Task objective ->
Copy every line of the material below word for word.

Data shown ->
______

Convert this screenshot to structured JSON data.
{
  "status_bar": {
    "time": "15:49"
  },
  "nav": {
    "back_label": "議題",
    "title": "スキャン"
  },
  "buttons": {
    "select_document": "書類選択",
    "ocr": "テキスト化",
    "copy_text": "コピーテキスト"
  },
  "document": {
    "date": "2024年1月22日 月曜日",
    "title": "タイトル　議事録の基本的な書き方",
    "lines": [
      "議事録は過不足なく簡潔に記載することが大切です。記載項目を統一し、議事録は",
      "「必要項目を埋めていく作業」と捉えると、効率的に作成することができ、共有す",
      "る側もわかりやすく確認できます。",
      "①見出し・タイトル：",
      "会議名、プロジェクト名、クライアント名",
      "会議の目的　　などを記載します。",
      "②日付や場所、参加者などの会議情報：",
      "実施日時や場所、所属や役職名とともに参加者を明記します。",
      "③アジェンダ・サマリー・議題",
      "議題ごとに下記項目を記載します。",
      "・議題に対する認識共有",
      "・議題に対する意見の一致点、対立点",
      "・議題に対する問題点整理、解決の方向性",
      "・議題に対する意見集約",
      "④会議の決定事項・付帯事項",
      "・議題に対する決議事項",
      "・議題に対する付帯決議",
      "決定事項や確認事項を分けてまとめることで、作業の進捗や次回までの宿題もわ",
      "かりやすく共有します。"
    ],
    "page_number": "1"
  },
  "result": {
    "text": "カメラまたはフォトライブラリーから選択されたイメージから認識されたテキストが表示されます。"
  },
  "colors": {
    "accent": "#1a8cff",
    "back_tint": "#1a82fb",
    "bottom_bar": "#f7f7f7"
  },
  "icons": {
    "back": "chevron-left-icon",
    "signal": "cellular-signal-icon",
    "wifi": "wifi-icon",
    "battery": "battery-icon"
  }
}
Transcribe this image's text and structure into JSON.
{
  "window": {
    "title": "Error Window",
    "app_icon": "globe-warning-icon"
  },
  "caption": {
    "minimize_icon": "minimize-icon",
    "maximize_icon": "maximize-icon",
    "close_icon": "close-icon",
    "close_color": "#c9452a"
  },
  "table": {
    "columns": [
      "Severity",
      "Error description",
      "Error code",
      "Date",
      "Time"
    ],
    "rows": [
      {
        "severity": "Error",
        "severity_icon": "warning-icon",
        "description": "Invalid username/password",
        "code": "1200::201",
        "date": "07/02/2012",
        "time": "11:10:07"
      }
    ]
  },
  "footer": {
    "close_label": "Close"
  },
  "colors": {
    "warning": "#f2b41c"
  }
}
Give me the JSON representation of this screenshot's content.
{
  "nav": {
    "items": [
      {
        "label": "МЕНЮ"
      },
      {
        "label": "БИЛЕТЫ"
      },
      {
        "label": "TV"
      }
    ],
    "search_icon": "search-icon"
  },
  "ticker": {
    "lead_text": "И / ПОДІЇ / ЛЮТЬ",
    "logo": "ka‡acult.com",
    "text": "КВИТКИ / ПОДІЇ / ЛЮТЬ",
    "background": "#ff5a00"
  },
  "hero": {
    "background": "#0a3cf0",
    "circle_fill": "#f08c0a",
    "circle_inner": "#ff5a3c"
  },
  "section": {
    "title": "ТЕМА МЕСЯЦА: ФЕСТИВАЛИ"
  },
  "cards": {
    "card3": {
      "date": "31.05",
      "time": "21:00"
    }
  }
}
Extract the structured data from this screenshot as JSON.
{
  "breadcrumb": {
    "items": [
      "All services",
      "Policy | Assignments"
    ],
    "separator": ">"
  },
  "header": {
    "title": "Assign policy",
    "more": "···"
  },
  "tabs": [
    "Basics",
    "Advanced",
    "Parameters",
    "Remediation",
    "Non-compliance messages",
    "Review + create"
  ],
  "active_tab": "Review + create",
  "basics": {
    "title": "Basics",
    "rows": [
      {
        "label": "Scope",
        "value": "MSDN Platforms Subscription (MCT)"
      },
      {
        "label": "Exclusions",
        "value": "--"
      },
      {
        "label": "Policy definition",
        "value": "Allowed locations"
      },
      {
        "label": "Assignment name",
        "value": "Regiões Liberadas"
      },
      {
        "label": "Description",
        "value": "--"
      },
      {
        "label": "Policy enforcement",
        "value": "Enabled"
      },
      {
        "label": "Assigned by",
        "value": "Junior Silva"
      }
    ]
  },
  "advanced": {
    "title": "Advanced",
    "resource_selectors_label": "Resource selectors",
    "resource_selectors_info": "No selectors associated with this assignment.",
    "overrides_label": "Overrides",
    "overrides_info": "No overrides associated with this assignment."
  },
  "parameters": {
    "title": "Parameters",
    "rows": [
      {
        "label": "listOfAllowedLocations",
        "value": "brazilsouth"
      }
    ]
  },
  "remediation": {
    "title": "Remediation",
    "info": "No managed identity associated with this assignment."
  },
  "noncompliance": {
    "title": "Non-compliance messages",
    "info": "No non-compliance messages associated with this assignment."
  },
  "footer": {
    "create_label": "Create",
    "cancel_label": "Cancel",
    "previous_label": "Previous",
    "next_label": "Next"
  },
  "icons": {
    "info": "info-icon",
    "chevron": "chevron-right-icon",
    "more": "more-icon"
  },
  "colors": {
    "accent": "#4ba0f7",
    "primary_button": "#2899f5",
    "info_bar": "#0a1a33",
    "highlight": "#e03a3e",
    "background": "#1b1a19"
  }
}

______

Reply to the exercise ->
Convert this screenshot to structured JSON data.
{
  "status_bar": {
    "time": "15:49"
  },
  "nav": {
    "back_label": "議題",
    "title": "スキャン"
  },
  "buttons": {
    "select_document": "書類選択",
    "ocr": "テキスト化",
    "copy_text": "コピーテキスト"
  },
  "document": {
    "date": "2024年1月22日 月曜日",
    "title": "タイトル　議事録の基本的な書き方",
    "lines": [
      "議事録は過不足なく簡潔に記載することが大切です。記載項目を統一し、議事録は",
      "「必要項目を埋めていく作業」と捉えると、効率的に作成することができ、共有す",
      "る側もわかりやすく確認できます。",
      "①見出し・タイトル：",
      "会議名、プロジェクト名、クライアント名",
      "会議の目的　　などを記載します。",
      "②日付や場所、参加者などの会議情報：",
      "実施日時や場所、所属や役職名とともに参加者を明記します。",
      "③アジェンダ・サマリー・議題",
      "議題ごとに下記項目を記載します。",
      "・議題に対する認識共有",
      "・議題に対する意見の一致点、対立点",
      "・議題に対する問題点整理、解決の方向性",
      "・議題に対する意見集約",
      "④会議の決定事項・付帯事項",
      "・議題に対する決議事項",
      "・議題に対する付帯決議",
      "決定事項や確認事項を分けてまとめることで、作業の進捗や次回までの宿題もわ",
      "かりやすく共有します。"
    ],
    "page_number": "1"
  },
  "result": {
    "text": "カメラまたはフォトライブラリーから選択されたイメージから認識されたテキストが表示されます。"
  },
  "colors": {
    "accent": "#1a8cff",
    "back_tint": "#1a82fb",
    "bottom_bar": "#f7f7f7"
  },
  "icons": {
    "back": "chevron-left-icon",
    "signal": "cellular-signal-icon",
    "wifi": "wifi-icon",
    "battery": "battery-icon"
  }
}
Transcribe this image's text and structure into JSON.
{
  "window": {
    "title": "Error Window",
    "app_icon": "globe-warning-icon"
  },
  "caption": {
    "minimize_icon": "minimize-icon",
    "maximize_icon": "maximize-icon",
    "close_icon": "close-icon",
    "close_color": "#c9452a"
  },
  "table": {
    "columns": [
      "Severity",
      "Error description",
      "Error code",
      "Date",
      "Time"
    ],
    "rows": [
      {
        "severity": "Error",
        "severity_icon": "warning-icon",
        "description": "Invalid username/password",
        "code": "1200::201",
        "date": "07/02/2012",
        "time": "11:10:07"
      }
    ]
  },
  "footer": {
    "close_label": "Close"
  },
  "colors": {
    "warning": "#f2b41c"
  }
}
Give me the JSON representation of this screenshot's content.
{
  "nav": {
    "items": [
      {
        "label": "МЕНЮ"
      },
      {
        "label": "БИЛЕТЫ"
      },
      {
        "label": "TV"
      }
    ],
    "search_icon": "search-icon"
  },
  "ticker": {
    "lead_text": "И / ПОДІЇ / ЛЮТЬ",
    "logo": "ka‡acult.com",
    "text": "КВИТКИ / ПОДІЇ / ЛЮТЬ",
    "background": "#ff5a00"
  },
  "hero": {
    "background": "#0a3cf0",
    "circle_fill": "#f08c0a",
    "circle_inner": "#ff5a3c"
  },
  "section": {
    "title": "ТЕМА МЕСЯЦА: ФЕСТИВАЛИ"
  },
  "cards": {
    "card3": {
      "date": "31.05",
      "time": "21:00"
    }
  }
}
Extract the structured data from this screenshot as JSON.
{
  "breadcrumb": {
    "items": [
      "All services",
      "Policy | Assignments"
    ],
    "separator": ">"
  },
  "header": {
    "title": "Assign policy",
    "more": "···"
  },
  "tabs": [
    "Basics",
    "Advanced",
    "Parameters",
    "Remediation",
    "Non-compliance messages",
    "Review + create"
  ],
  "active_tab": "Review + create",
  "basics": {
    "title": "Basics",
    "rows": [
      {
        "label": "Scope",
        "value": "MSDN Platforms Subscription (MCT)"
      },
      {
        "label": "Exclusions",
        "value": "--"
      },
      {
        "label": "Policy definition",
        "value": "Allowed locations"
      },
      {
        "label": "Assignment name",
        "value": "Regiões Liberadas"
      },
      {
        "label": "Description",
        "value": "--"
      },
      {
        "label": "Policy enforcement",
        "value": "Enabled"
      },
      {
        "label": "Assigned by",
        "value": "Junior Silva"
      }
    ]
  },
  "advanced": {
    "title": "Advanced",
    "resource_selectors_label": "Resource selectors",
    "resource_selectors_info": "No selectors associated with this assignment.",
    "overrides_label": "Overrides",
    "overrides_info": "No overrides associated with this assignment."
  },
  "parameters": {
    "title": "Parameters",
    "rows": [
      {
        "label": "listOfAllowedLocations",
        "value": "brazilsouth"
      }
    ]
  },
  "remediation": {
    "title": "Remediation",
    "info": "No managed identity associated with this assignment."
  },
  "noncompliance": {
    "title": "Non-compliance messages",
    "info": "No non-compliance messages associated with this assignment."
  },
  "footer": {
    "create_label": "Create",
    "cancel_label": "Cancel",
    "previous_label": "Previous",
    "next_label": "Next"
  },
  "icons": {
    "info": "info-icon",
    "chevron": "chevron-right-icon",
    "more": "more-icon"
  },
  "colors": {
    "accent": "#4ba0f7",
    "primary_button": "#2899f5",
    "info_bar": "#0a1a33",
    "highlight": "#e03a3e",
    "background": "#1b1a19"
  }
}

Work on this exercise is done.